- _Stored data entries_:
##########

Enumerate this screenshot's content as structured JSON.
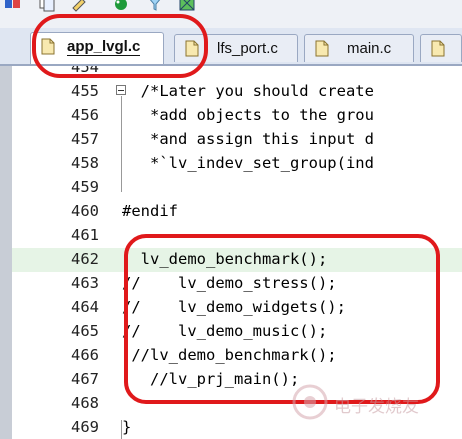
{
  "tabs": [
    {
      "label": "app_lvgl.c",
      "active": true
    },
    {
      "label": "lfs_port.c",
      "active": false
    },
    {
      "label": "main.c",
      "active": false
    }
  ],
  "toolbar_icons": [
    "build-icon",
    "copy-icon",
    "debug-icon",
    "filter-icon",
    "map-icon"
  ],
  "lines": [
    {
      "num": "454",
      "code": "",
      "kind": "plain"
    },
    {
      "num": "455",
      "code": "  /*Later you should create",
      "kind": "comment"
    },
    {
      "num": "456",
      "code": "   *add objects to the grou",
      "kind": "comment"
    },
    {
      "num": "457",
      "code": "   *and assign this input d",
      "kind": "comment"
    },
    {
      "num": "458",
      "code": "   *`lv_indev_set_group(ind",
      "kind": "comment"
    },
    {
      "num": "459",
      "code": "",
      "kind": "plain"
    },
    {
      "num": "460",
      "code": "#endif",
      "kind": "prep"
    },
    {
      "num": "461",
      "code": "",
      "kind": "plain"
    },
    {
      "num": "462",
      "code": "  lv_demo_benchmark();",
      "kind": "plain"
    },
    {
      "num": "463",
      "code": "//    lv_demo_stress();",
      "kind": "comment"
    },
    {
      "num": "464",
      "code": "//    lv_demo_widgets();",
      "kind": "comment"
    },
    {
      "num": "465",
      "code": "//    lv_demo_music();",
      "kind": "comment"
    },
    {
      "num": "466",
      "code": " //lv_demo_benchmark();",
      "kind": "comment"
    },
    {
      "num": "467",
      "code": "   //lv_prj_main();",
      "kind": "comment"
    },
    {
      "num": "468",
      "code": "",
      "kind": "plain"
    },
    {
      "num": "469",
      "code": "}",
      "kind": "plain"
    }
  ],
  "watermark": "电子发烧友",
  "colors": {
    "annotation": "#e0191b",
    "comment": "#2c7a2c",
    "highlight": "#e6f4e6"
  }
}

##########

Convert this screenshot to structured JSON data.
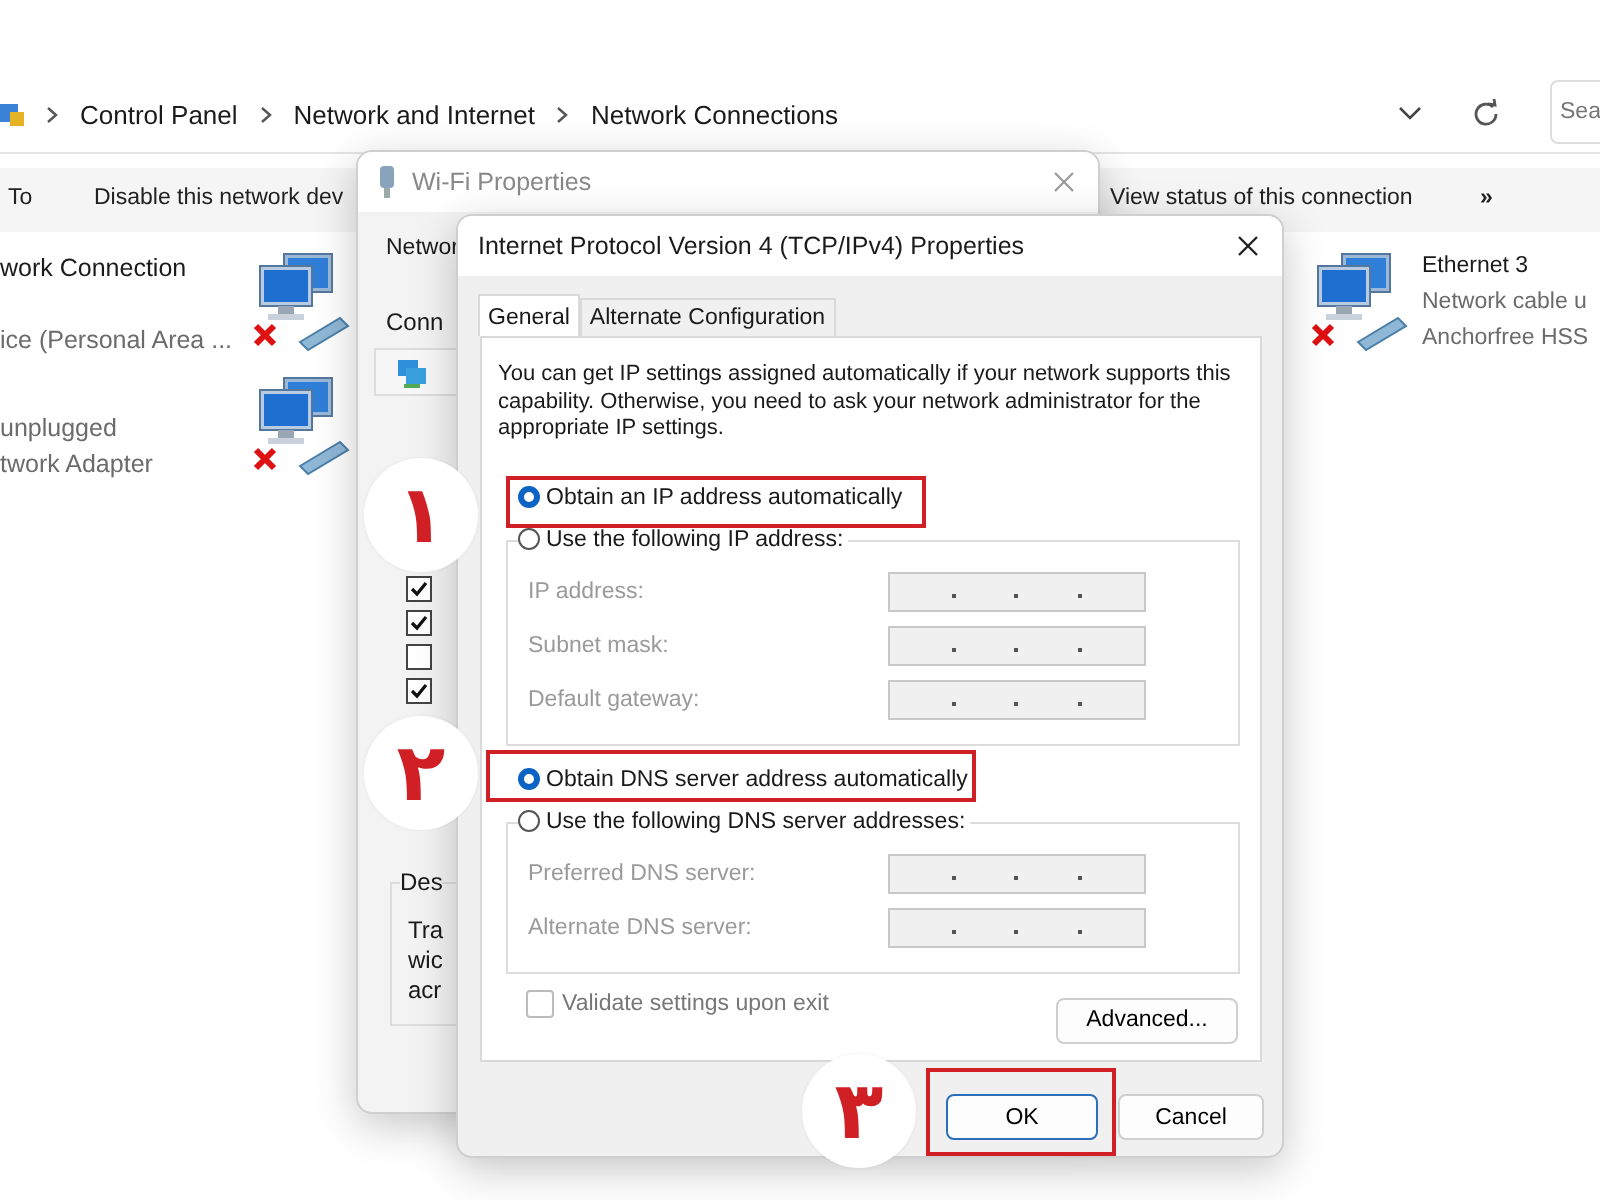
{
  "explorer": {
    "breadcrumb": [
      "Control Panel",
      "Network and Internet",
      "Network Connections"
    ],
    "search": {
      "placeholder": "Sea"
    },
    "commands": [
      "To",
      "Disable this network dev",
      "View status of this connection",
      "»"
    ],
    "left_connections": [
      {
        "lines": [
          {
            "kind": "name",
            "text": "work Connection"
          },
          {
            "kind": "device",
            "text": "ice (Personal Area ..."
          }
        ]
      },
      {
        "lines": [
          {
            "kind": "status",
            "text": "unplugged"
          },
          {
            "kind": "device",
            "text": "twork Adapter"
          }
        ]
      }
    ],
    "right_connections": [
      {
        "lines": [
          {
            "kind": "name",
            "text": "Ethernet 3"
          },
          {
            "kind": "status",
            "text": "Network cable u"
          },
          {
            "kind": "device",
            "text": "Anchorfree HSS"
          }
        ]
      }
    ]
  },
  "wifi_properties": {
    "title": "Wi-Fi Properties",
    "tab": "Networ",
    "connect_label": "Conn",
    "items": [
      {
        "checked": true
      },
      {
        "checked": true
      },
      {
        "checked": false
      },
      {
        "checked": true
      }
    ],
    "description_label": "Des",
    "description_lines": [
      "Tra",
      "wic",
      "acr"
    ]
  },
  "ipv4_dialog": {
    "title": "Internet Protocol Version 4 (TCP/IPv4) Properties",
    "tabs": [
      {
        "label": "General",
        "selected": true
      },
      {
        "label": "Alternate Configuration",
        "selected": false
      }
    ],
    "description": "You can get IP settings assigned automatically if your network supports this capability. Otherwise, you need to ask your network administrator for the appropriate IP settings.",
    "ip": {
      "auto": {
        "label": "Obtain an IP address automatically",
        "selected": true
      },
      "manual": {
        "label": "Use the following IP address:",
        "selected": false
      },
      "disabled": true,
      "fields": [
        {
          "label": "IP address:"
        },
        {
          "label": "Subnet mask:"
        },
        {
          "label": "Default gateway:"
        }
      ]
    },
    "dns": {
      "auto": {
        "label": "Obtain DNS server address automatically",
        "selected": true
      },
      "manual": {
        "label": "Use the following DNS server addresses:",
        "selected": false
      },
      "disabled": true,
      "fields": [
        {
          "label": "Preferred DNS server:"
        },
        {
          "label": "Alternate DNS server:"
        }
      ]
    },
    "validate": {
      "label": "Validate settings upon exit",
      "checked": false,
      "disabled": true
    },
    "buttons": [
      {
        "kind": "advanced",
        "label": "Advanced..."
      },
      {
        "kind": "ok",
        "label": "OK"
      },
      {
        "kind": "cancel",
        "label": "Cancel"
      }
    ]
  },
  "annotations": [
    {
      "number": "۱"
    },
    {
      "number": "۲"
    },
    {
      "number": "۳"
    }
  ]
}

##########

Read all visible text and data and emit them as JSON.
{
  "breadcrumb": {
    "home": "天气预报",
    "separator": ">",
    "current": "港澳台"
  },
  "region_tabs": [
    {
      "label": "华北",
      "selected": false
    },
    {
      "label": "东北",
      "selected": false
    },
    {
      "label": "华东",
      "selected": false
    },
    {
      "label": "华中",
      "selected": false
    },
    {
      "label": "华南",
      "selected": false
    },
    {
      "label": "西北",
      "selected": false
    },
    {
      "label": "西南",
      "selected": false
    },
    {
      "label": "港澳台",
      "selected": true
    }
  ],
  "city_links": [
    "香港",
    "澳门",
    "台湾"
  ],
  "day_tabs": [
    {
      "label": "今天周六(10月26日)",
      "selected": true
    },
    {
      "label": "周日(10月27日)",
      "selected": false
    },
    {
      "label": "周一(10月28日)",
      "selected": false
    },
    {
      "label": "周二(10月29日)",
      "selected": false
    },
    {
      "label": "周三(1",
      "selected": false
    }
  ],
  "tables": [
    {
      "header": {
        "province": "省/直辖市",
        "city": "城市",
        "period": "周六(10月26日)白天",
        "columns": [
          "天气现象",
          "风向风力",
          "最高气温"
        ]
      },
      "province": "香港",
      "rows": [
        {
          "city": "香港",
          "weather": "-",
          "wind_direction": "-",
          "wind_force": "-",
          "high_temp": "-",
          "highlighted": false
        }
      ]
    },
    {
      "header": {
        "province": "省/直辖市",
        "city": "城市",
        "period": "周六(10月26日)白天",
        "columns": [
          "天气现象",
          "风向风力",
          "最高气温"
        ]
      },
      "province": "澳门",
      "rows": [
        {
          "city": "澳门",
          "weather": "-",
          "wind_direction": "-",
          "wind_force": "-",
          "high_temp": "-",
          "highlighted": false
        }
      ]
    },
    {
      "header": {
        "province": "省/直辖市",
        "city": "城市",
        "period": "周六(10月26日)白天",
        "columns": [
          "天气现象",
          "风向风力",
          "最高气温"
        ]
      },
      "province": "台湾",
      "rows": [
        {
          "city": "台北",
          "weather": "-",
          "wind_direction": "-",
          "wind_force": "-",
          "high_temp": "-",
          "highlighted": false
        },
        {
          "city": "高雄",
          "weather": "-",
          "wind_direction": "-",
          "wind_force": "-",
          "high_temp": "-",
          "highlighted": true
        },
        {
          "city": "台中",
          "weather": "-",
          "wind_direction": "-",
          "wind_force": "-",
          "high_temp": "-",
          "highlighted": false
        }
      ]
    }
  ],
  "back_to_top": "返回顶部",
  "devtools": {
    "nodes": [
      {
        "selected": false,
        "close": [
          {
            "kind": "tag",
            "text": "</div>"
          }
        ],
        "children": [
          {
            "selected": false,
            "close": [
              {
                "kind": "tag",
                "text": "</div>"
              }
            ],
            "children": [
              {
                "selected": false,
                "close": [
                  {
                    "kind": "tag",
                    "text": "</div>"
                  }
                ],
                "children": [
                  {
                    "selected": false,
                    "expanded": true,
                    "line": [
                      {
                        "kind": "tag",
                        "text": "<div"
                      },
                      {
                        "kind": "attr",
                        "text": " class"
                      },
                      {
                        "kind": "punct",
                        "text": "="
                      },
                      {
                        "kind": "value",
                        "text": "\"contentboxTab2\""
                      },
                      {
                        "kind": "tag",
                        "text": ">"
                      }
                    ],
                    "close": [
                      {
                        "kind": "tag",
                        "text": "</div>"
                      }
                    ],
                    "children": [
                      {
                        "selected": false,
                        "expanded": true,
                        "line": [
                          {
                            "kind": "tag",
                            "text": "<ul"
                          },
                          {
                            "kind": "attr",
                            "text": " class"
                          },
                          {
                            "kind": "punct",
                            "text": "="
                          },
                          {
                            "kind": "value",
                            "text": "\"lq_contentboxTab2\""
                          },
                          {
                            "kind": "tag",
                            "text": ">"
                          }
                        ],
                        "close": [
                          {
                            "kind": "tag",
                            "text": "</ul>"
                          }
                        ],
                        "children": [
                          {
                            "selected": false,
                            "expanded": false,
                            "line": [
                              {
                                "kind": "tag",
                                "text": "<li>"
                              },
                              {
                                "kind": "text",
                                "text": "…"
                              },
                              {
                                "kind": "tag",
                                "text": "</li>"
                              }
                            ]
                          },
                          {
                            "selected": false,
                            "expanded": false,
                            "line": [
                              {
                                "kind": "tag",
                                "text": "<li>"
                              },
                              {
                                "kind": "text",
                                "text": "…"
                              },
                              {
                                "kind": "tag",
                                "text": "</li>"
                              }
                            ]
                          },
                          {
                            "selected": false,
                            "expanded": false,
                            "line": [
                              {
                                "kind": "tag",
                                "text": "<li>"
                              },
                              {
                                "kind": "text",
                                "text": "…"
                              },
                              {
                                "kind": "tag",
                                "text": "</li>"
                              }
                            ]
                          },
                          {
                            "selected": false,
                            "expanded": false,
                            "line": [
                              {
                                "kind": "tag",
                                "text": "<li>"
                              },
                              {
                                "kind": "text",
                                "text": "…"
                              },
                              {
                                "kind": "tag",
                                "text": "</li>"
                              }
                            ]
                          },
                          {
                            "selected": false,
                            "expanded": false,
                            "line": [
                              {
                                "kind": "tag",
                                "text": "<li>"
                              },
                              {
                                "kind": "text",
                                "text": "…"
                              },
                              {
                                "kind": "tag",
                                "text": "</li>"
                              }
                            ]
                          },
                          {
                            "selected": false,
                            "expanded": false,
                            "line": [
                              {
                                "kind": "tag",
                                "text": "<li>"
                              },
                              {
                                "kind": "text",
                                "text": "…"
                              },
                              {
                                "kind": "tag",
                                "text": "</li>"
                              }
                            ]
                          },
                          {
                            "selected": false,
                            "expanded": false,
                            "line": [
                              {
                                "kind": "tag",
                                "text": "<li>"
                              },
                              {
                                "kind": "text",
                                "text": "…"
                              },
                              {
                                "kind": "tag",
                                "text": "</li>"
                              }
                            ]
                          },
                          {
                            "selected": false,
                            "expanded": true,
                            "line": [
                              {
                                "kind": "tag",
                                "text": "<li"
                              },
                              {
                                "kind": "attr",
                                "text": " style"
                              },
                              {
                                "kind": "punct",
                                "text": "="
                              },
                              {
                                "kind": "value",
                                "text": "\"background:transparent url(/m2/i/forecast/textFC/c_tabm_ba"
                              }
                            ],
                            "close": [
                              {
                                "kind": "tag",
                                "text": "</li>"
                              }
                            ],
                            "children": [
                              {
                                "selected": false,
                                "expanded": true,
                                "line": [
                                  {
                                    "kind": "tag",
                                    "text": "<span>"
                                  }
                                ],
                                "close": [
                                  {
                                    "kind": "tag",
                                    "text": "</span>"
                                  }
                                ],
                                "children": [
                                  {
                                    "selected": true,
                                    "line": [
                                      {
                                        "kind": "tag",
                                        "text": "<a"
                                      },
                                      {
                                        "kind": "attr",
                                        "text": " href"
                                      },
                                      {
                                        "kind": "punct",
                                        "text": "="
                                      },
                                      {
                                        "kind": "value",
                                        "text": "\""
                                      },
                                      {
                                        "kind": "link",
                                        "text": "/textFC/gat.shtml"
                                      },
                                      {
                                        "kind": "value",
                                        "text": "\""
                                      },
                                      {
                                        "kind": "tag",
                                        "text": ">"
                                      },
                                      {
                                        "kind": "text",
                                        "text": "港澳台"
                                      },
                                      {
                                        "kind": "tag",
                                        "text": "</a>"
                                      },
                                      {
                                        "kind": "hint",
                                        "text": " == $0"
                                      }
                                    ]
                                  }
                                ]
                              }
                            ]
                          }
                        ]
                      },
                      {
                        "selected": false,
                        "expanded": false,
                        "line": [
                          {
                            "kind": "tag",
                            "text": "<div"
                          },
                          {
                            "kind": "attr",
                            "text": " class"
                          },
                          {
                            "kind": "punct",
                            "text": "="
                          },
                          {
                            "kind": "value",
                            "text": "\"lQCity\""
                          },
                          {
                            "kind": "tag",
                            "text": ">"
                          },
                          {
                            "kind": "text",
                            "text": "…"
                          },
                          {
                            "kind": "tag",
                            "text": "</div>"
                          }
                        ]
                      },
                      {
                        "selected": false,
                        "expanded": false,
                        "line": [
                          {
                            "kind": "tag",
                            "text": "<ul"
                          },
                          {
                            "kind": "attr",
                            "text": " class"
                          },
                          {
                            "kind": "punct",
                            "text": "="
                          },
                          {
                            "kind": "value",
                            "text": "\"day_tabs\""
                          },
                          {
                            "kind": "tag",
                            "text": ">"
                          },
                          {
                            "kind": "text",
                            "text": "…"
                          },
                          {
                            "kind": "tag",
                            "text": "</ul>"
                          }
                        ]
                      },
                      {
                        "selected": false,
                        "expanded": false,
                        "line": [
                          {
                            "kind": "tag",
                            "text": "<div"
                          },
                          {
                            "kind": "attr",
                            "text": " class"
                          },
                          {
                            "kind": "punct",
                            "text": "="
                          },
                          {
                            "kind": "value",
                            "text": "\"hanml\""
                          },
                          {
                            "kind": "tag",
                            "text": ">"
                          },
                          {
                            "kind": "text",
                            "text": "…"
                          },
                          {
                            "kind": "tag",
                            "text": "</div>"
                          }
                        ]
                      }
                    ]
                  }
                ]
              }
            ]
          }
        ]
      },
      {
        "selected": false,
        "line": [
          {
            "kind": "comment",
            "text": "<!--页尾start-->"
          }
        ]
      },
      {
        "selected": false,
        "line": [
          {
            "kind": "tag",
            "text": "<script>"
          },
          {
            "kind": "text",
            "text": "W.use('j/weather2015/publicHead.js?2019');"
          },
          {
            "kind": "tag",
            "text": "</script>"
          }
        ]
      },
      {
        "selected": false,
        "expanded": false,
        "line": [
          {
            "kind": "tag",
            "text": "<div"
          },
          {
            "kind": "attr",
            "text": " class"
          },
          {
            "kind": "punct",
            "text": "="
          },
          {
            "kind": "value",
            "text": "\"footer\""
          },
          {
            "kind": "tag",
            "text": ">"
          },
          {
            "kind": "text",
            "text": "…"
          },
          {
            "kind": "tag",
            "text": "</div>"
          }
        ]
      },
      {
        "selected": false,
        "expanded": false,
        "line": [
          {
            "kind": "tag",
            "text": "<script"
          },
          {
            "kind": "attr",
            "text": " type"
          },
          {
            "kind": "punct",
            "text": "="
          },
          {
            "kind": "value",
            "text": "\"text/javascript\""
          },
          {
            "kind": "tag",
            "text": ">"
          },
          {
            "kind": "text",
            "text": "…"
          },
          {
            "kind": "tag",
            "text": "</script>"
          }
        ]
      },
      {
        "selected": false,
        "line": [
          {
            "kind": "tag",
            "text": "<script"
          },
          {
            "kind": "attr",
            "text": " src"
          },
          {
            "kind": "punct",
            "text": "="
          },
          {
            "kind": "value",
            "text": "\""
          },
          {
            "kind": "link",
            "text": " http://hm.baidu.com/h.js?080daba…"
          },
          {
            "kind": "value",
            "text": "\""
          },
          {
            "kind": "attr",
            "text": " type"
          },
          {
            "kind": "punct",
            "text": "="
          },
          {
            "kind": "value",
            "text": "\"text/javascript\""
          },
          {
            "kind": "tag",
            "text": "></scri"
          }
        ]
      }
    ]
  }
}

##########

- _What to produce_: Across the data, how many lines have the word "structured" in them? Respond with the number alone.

- _Solution to the exercise_: 2